Conditions for Palestinian prisoners in Israeli prisons, including women, have been deteriorating in recent years. However, there has been a notable increase in collective and punitive measures adopted by the Israeli Prison Service against such prisoners in recent months.
Since 1967 over 10,000 women have been arrested and detained in Israeli prisons or detention centres.1 The number of female prisoners in Israeli prisons at the one time has fluctuated with a sharp increase following the Second Intifada. Many of these women are mothers, with some even being pregnant at the time of arrest forcing a number of children to be born while incarcerated. As of June 2011 there were 37 female prisoners detained within Israeli prisons.2
On the whole Palestinian female prisoners in Israeli prisons have been denied their basic rights to liberty (including the right to legal representation and the right to be informed of reason for detention) and a fair trial. In addition, they have been subjected to poor cell conditions, experienced inadequate healthcare, faced restrictions on their education, had to endure treatment which disregards their personal dignity and had family visits repeatedly restricted or denied. The existence of these collective and punitive measures and their increased use is unacceptable and constitutes grave violations of the rights of these women guaranteed under international humanitarian and human rights laws.
Under the recently announced prisoner swap deal 27 female prisoners are due to be released.3 However, it is important to remember that this deal will not change anything for remaining and future Palestinian prisoners.
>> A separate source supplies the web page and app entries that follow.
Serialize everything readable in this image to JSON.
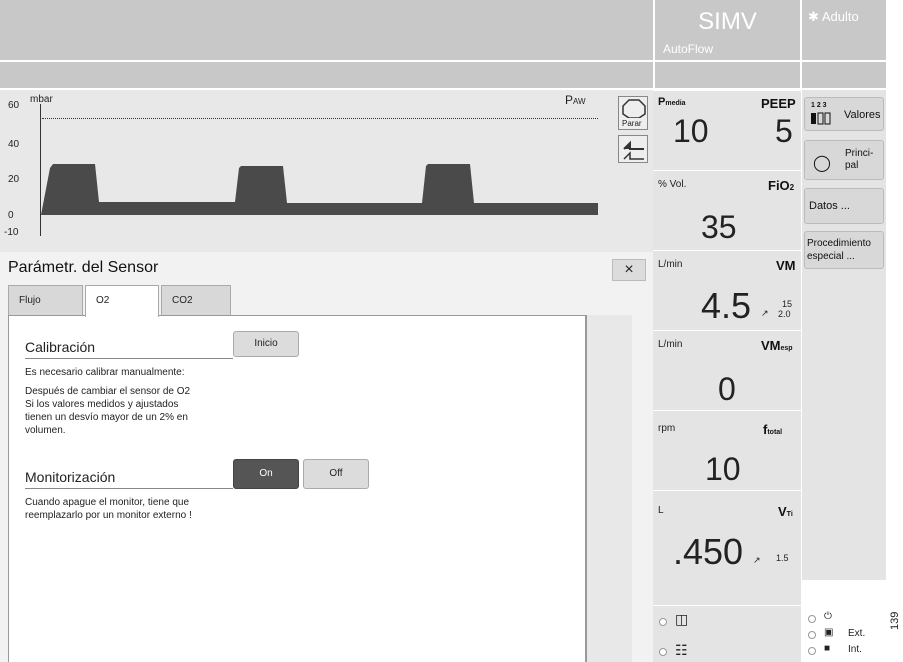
{
  "header": {
    "mode": "SIMV",
    "mode_sub": "AutoFlow",
    "patient": "Adulto"
  },
  "waveform": {
    "unit": "mbar",
    "label": "P",
    "label_sub": "AW",
    "ticks": [
      "60",
      "40",
      "20",
      "0",
      "-10"
    ]
  },
  "side_icons": {
    "stop_label": "Parar"
  },
  "params": [
    {
      "unit": "",
      "name": "P",
      "name_sub": "media",
      "value": "10"
    },
    {
      "unit": "",
      "name": "PEEP",
      "value": "5"
    },
    {
      "unit": "% Vol.",
      "name": "FiO",
      "name_sub": "2",
      "value": "35"
    },
    {
      "unit": "L/min",
      "name": "VM",
      "value": "4.5",
      "limits_hi": "15",
      "limits_lo": "2.0"
    },
    {
      "unit": "L/min",
      "name": "VM",
      "name_sub": "esp",
      "value": "0"
    },
    {
      "unit": "rpm",
      "name": "f",
      "name_sub": "total",
      "value": "10"
    },
    {
      "unit": "L",
      "name": "V",
      "name_sub": "Ti",
      "value": ".450",
      "limit": "1.5"
    }
  ],
  "right_buttons": {
    "valores": "Valores",
    "valores_digits": "1 2 3",
    "principal": "Princi- pal",
    "datos": "Datos ...",
    "procedimiento": "Procedimiento especial ..."
  },
  "dialog": {
    "title": "Parámetr. del Sensor",
    "close": "×",
    "tabs": [
      "Flujo",
      "O2",
      "CO2"
    ],
    "calibration": {
      "title": "Calibración",
      "button": "Inicio",
      "text": [
        "Es necesario calibrar manualmente:",
        "Después de cambiar el sensor de O2",
        "Si los valores medidos y ajustados",
        "tienen un desvío mayor de un 2% en",
        "volumen."
      ]
    },
    "monitoring": {
      "title": "Monitorización",
      "on": "On",
      "off": "Off",
      "text": [
        "Cuando apague el monitor, tiene que",
        "reemplazarlo por un monitor externo !"
      ]
    }
  },
  "status": {
    "ext": "Ext.",
    "int": "Int.",
    "code": "139"
  }
}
Therefore, the ill-treatment of Palestinian prisoners within Israeli prisons remains a live issue.
In light of the deteriorating situation the Palestinian Council of Human Rights Organisations (PCHRO), of which WCLAC is a member, have appealed to the European Parliament and Council of Europe to assist in granting Palestinian prisoners, including women, their basic rights under international law.
To view the PCHRO’s letters please click the links below:
Letter to Council of Europe
Letter to European Parliament